**WHAT TO DO**
From the entries below, report how many lines contain the string "title". Only the number is wanted.

Start of DATA RECORDS

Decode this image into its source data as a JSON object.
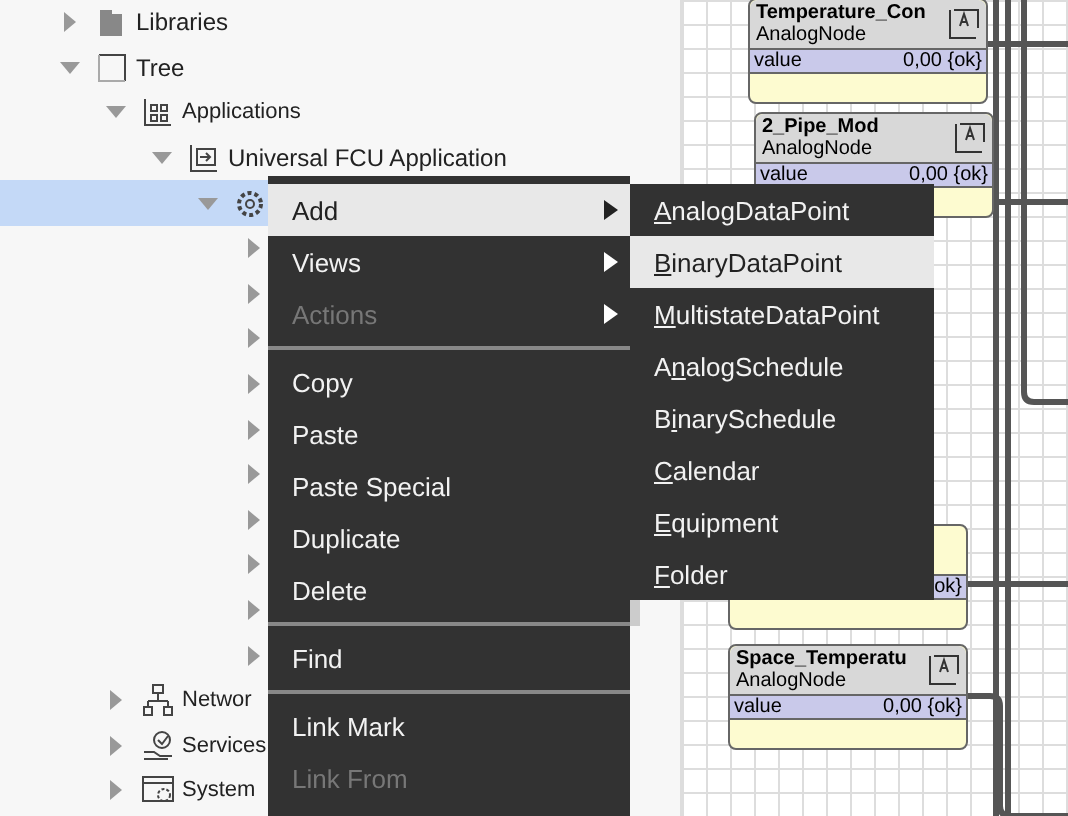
{
  "tree": [
    {
      "label": "Libraries",
      "expanded": false
    },
    {
      "label": "Tree",
      "expanded": true,
      "children": [
        {
          "label": "Applications",
          "expanded": true,
          "children": [
            {
              "label": "Universal FCU Application",
              "expanded": true,
              "children": [
                {
                  "selected": true,
                  "expanded": true,
                  "children": [
                    {
                      "expanded": false
                    },
                    {
                      "expanded": false
                    },
                    {
                      "expanded": false
                    },
                    {
                      "expanded": false
                    },
                    {
                      "expanded": false
                    },
                    {
                      "expanded": false
                    },
                    {
                      "expanded": false
                    },
                    {
                      "expanded": false
                    },
                    {
                      "expanded": false
                    },
                    {
                      "expanded": false
                    }
                  ]
                }
              ]
            }
          ]
        },
        {
          "label": "Networ",
          "expanded": false
        },
        {
          "label": "Services",
          "expanded": false
        },
        {
          "label": "System",
          "expanded": false
        }
      ]
    }
  ],
  "nodes": [
    {
      "title": "Temperature_Con",
      "type": "AnalogNode",
      "port": "value",
      "value": "0,00 {ok}"
    },
    {
      "title": "2_Pipe_Mod",
      "type": "AnalogNode",
      "port": "value",
      "value": "0,00 {ok}"
    },
    {
      "value": "ok}"
    },
    {
      "title": "Space_Temperatu",
      "type": "AnalogNode",
      "port": "value",
      "value": "0,00 {ok}"
    }
  ],
  "context_menu": [
    {
      "kind": "item",
      "label": "Add",
      "submenu": true,
      "selected": true,
      "disabled": false
    },
    {
      "kind": "item",
      "label": "Views",
      "submenu": true,
      "selected": false,
      "disabled": false
    },
    {
      "kind": "item",
      "label": "Actions",
      "submenu": true,
      "selected": false,
      "disabled": true
    },
    {
      "kind": "separator"
    },
    {
      "kind": "item",
      "label": "Copy",
      "submenu": false,
      "selected": false,
      "disabled": false
    },
    {
      "kind": "item",
      "label": "Paste",
      "submenu": false,
      "selected": false,
      "disabled": false
    },
    {
      "kind": "item",
      "label": "Paste Special",
      "submenu": false,
      "selected": false,
      "disabled": false
    },
    {
      "kind": "item",
      "label": "Duplicate",
      "submenu": false,
      "selected": false,
      "disabled": false
    },
    {
      "kind": "item",
      "label": "Delete",
      "submenu": false,
      "selected": false,
      "disabled": false
    },
    {
      "kind": "separator"
    },
    {
      "kind": "item",
      "label": "Find",
      "submenu": false,
      "selected": false,
      "disabled": false
    },
    {
      "kind": "separator"
    },
    {
      "kind": "item",
      "label": "Link Mark",
      "submenu": false,
      "selected": false,
      "disabled": false
    },
    {
      "kind": "item",
      "label": "Link From",
      "submenu": false,
      "selected": false,
      "disabled": true
    }
  ],
  "submenu": [
    {
      "mnemonic": "A",
      "after": "nalogDataPoint",
      "selected": false
    },
    {
      "mnemonic": "B",
      "after": "inaryDataPoint",
      "selected": true
    },
    {
      "mnemonic": "M",
      "after": "ultistateDataPoint",
      "selected": false
    },
    {
      "before": "A",
      "mnemonic": "n",
      "after": "alogSchedule",
      "selected": false
    },
    {
      "before": "B",
      "mnemonic": "i",
      "after": "narySchedule",
      "selected": false
    },
    {
      "mnemonic": "C",
      "after": "alendar",
      "selected": false
    },
    {
      "mnemonic": "E",
      "after": "quipment",
      "selected": false
    },
    {
      "mnemonic": "F",
      "after": "older",
      "selected": false
    }
  ]
}
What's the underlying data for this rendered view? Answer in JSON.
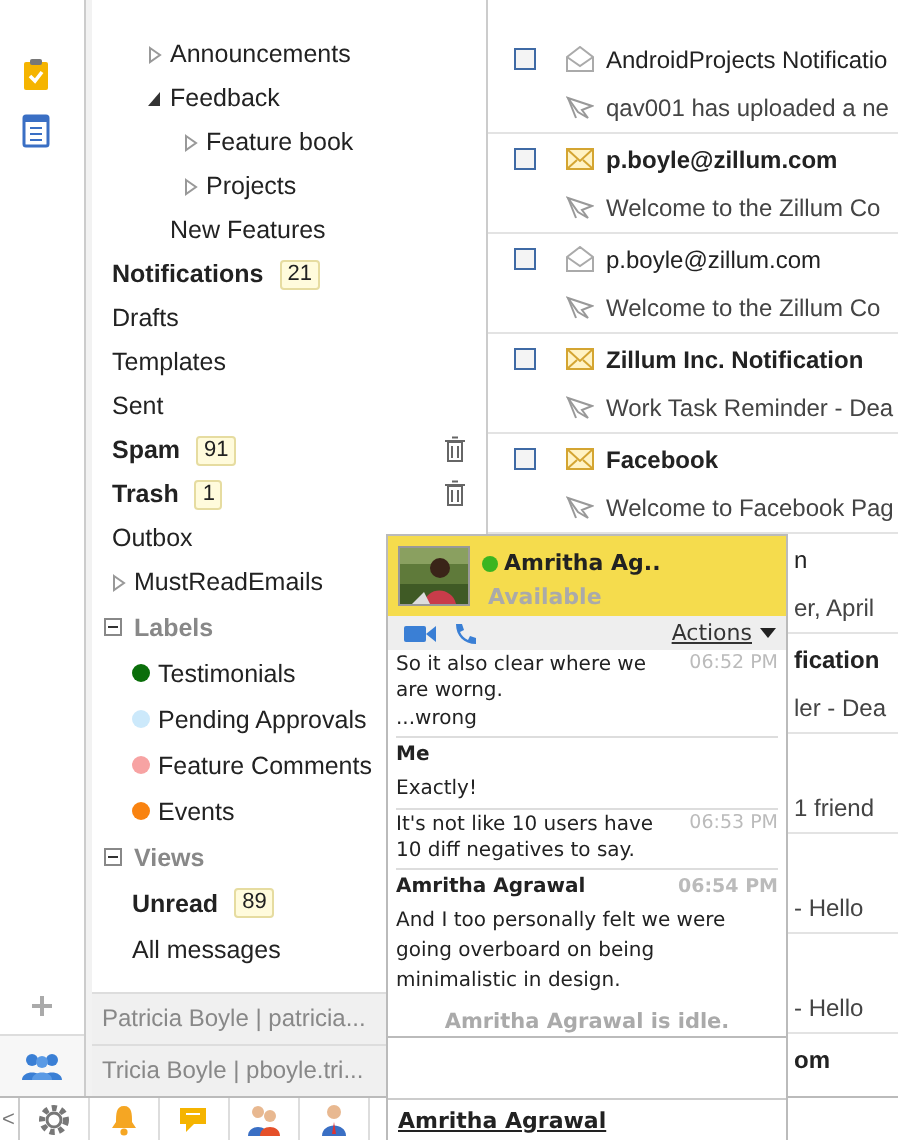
{
  "folders": [
    {
      "children": [
        {
          "children": [
            {
              "label": "Announcements",
              "expanded": false
            },
            {
              "label": "Feedback",
              "expanded": true,
              "children": [
                {
                  "label": "Feature book",
                  "expanded": false
                },
                {
                  "label": "Projects",
                  "expanded": false
                }
              ]
            },
            {
              "label": "New Features"
            }
          ]
        },
        {
          "label": "Notifications",
          "bold": true,
          "count": "21"
        }
      ]
    },
    {
      "label": "Drafts"
    },
    {
      "label": "Templates"
    },
    {
      "label": "Sent"
    },
    {
      "label": "Spam",
      "bold": true,
      "count": "91",
      "trash_icon": true
    },
    {
      "label": "Trash",
      "bold": true,
      "count": "1",
      "trash_icon": true
    },
    {
      "label": "Outbox"
    },
    {
      "label": "MustReadEmails",
      "expanded": false
    }
  ],
  "labels": {
    "title": "Labels",
    "expanded": true,
    "items": [
      {
        "label": "Testimonials",
        "color": "#0a6e0a"
      },
      {
        "label": "Pending Approvals",
        "color": "#cce9fb"
      },
      {
        "label": "Feature Comments",
        "color": "#f7a3a3"
      },
      {
        "label": "Events",
        "color": "#f98310"
      }
    ]
  },
  "views": {
    "title": "Views",
    "expanded": true,
    "items": [
      {
        "label": "Unread",
        "bold": true,
        "count": "89"
      },
      {
        "label": "All messages"
      }
    ]
  },
  "contacts": [
    "Patricia Boyle | patricia...",
    "Tricia Boyle | pboyle.tri..."
  ],
  "mails": [
    {
      "covered": false,
      "checked": false,
      "unread": false,
      "sender": "AndroidProjects Notificatio",
      "subject": "qav001 has uploaded a ne"
    },
    {
      "covered": false,
      "checked": false,
      "unread": true,
      "sender": "p.boyle@zillum.com",
      "subject": "Welcome to the Zillum Co"
    },
    {
      "covered": false,
      "checked": false,
      "unread": false,
      "sender": "p.boyle@zillum.com",
      "subject": "Welcome to the Zillum Co"
    },
    {
      "covered": false,
      "checked": false,
      "unread": true,
      "sender": "Zillum Inc. Notification",
      "subject": "Work Task Reminder - Dea"
    },
    {
      "covered": false,
      "checked": false,
      "unread": true,
      "sender": "Facebook",
      "subject": "Welcome to Facebook Pag"
    },
    {
      "covered": true,
      "unread": false,
      "sender": "n",
      "subject": "er, April"
    },
    {
      "covered": true,
      "unread": true,
      "sender": "fication",
      "subject": "ler - Dea"
    },
    {
      "covered": true,
      "subject": "1 friend"
    },
    {
      "covered": true,
      "subject": "- Hello"
    },
    {
      "covered": true,
      "subject": "- Hello"
    },
    {
      "covered": true,
      "unread": true,
      "sender": "om"
    }
  ],
  "chat": {
    "name": "Amritha Ag..",
    "online": true,
    "status": "Available",
    "actions": "Actions",
    "messages": [
      {
        "kind": "text",
        "text": "So it also clear where we are worng.",
        "time": "06:52 PM"
      },
      {
        "kind": "text",
        "text": "...wrong"
      },
      {
        "kind": "sender",
        "text": "Me"
      },
      {
        "kind": "text",
        "text": "Exactly!"
      },
      {
        "kind": "text",
        "text": "It's not like 10 users have 10 diff negatives to say.",
        "time": "06:53 PM"
      },
      {
        "kind": "sender",
        "text": "Amritha Agrawal",
        "time": "06:54 PM"
      },
      {
        "kind": "text",
        "text": "And I too personally felt we were going overboard on being minimalistic in design."
      }
    ],
    "notice": "Amritha Agrawal is idle.",
    "footer": "Amritha Agrawal"
  },
  "bottom_bar": {
    "collapse": "<"
  }
}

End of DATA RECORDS

**TASK RESPONSE**
5